The famous assertion that religion is the ‘opium of the people’ was posited by Karl Marx, as a metaphor to describe the effect religion has on the proletariat. He is arguing that just as the upper classes would (at the time he was writing) smoke opium to escape from reality; the working classes would use religion to leave behind their woes. However, the distinction must be made in the sense that whilst those smoking poppies were perfectly aware of what they were doing, the proletariat were being manipulated, unbeknown to them, by the bourgeoise through the medium of religion. Marx argues that this is one of the tools used to produce ‘false consciousness’ in the workers: i.e. giving the proletariat an erroneous picture of their position in society in order to dissuade them from revolting against their repressors.
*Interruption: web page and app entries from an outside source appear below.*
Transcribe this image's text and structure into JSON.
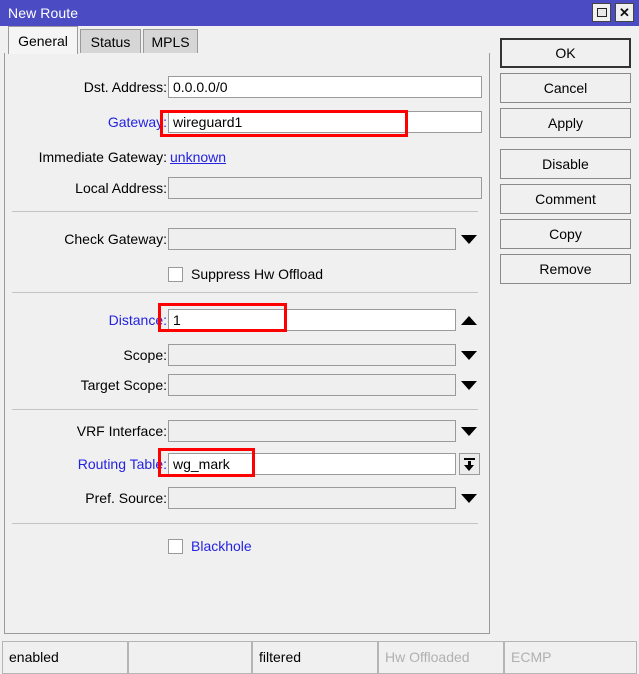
{
  "window": {
    "title": "New Route",
    "maximize_icon": "maximize-icon",
    "close_icon": "close-icon"
  },
  "tabs": [
    {
      "label": "General",
      "active": true
    },
    {
      "label": "Status",
      "active": false
    },
    {
      "label": "MPLS",
      "active": false
    }
  ],
  "form": {
    "dst_address": {
      "label": "Dst. Address:",
      "value": "0.0.0.0/0"
    },
    "gateway": {
      "label": "Gateway:",
      "value": "wireguard1",
      "highlighted": true
    },
    "immediate_gateway": {
      "label": "Immediate Gateway:",
      "value": "unknown"
    },
    "local_address": {
      "label": "Local Address:",
      "value": ""
    },
    "check_gateway": {
      "label": "Check Gateway:",
      "value": ""
    },
    "suppress_hw_offload": {
      "label": "Suppress Hw Offload",
      "checked": false
    },
    "distance": {
      "label": "Distance:",
      "value": "1",
      "highlighted": true
    },
    "scope": {
      "label": "Scope:",
      "value": ""
    },
    "target_scope": {
      "label": "Target Scope:",
      "value": ""
    },
    "vrf_interface": {
      "label": "VRF Interface:",
      "value": ""
    },
    "routing_table": {
      "label": "Routing Table:",
      "value": "wg_mark",
      "highlighted": true
    },
    "pref_source": {
      "label": "Pref. Source:",
      "value": ""
    },
    "blackhole": {
      "label": "Blackhole",
      "checked": false
    }
  },
  "buttons": [
    {
      "label": "OK"
    },
    {
      "label": "Cancel"
    },
    {
      "label": "Apply"
    },
    {
      "label": "Disable"
    },
    {
      "label": "Comment"
    },
    {
      "label": "Copy"
    },
    {
      "label": "Remove"
    }
  ],
  "statusbar": [
    {
      "label": "enabled",
      "dim": false
    },
    {
      "label": "",
      "dim": false
    },
    {
      "label": "filtered",
      "dim": false
    },
    {
      "label": "Hw Offloaded",
      "dim": true
    },
    {
      "label": "ECMP",
      "dim": true
    }
  ],
  "colors": {
    "titlebar": "#4b4bc4",
    "accent_blue": "#2323e0",
    "annotation_red": "#ff0000",
    "panel_bg": "#f0f0f0"
  }
}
Marx argues that religion performs the role of producing false consciousness in several ways. First, through the teaching of an afterlife in which eternal bliss will be realised, and any terrestrial troubles will evaporate. This, he claims, has the effect of encouraging the proletariat to coast through their lives with less concern for the fact that they can barely afford to live, because of the ‘knowledge’ that this life is merely a temporary stage, and that eventually they will be able to leave it all behind them. Second, Marx points out that by religious teachings portraying poverty and suffering as virtuous; e.g. ‘the meek shall inherit the Earth’ and ‘it is easier for a camel to pass through the eye of a needle than for a rich man to enter the kingdom of heaven’, the proletariat are indoctrinated into disregarding earthly wealth. This, he argues, makes them far less likely to revolt against the bourgeoise in order to reverse the acute social inequality. They instead see their master’s wealth as a hinderance to him and believe that eschatologically they will be far better off. Third, by positing an omnipotent and omnibenevolent God, religion further justifies the suffering of the working-class. In other words, the belief that the universe is being governed by a being which is all powerful and perfectly good means that their strife would not be allowed to continue unless there was some higher good that would result from it; or, a belief that soon divine intervention will occur, crushing social inequality, and liberating the workers1. A final way in which Marx argues religion justifies inequalities to the working classes is by teaching that Earthly inequalities are the will of God. For example, the notion that hard work is punishment for sin allows the proletariat to be exploited under the guise that it is God’s desire.
Ultimately Marx argues that religion emphasises ‘divine providence’: the notion that the world is God’s creation, and that any desire to challenge the state of things is to go against God’s will. For Marx, religion distracts the proletariat from the true source of their oppression, Viz., the bourgeoise, and instead encourages them to turn to God for answers. He thus predicted that once the proletariat developed ‘class-consciousness’ (i.e. the realisation that the order of things produced class inequality) they would reject religion and overthrow the bourgeoise.
We can easily find evidence to support Marx’s view of religion as a tool for maintaining the unfair status-quo. For example, in India the ideas of social status and religion are inextricably entangled in the Hindu ‘caste’ system. Here we can see the overt teaching that your position in society and financial situation are the will of God. This system is so revered within Hindu communities that has lead to massive social inequality, and in some cases the murder of those who dare to disobey it. Equally, the Protestant work ethic, which was almost universally preached in Britain at the time of Marx’s writing, certainly fits with his theory; teaching that hard-work is the...